New house blues
THE building industry has expressed concern about the reduction in approvals for new houses (The Advertiser, 11/1/19).
There is no sign of it near my place. Footpaths continue to be dug up for the laying of pipes, their strips of rubble marked with orange cones forever. Big trucks ooze mud across neighbouring driveways and spill it for metres down the road, or stir clouds of dust across the neighbourhood.
Footpaths are blocked to create an extension of the building site, to be used for cement mixers, rubbish skips and storage for timber, pipes and demolition material, as well as for utes with tradies’ tools. Another street tree comes down because it is in the way of a new driveway.

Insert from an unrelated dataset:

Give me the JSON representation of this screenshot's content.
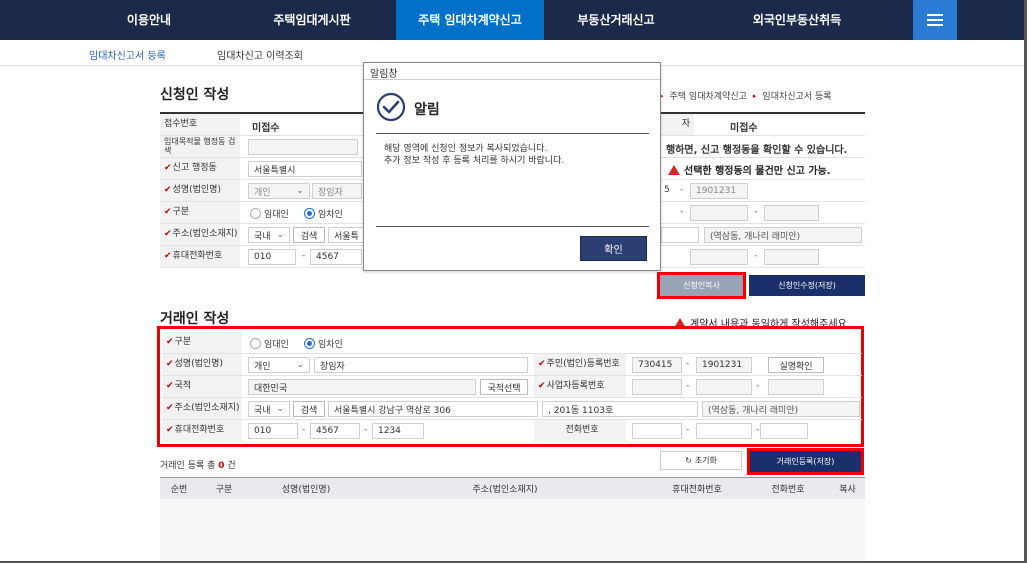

No longer does an old friendly face chat over the front fence, which is now a forbidding wall, and the only sign of life comes in the form of a hurrying four-wheel-drive with heavily tinted windows, coming and going twice a day.
A reduction in all of this would be welcome here. MARGARET MINNEY,
Royston Park monitored as an important economic indicator. Since October 2017, the number of new builds a month has continuously dropped, and the drop has worsened since the last state election. If the classification of a recession is three months of negative growth, why is it in this industry after 14 months of continued negative growth that it is not considered important enough to act on?
ALEX NEILL, Urrbrae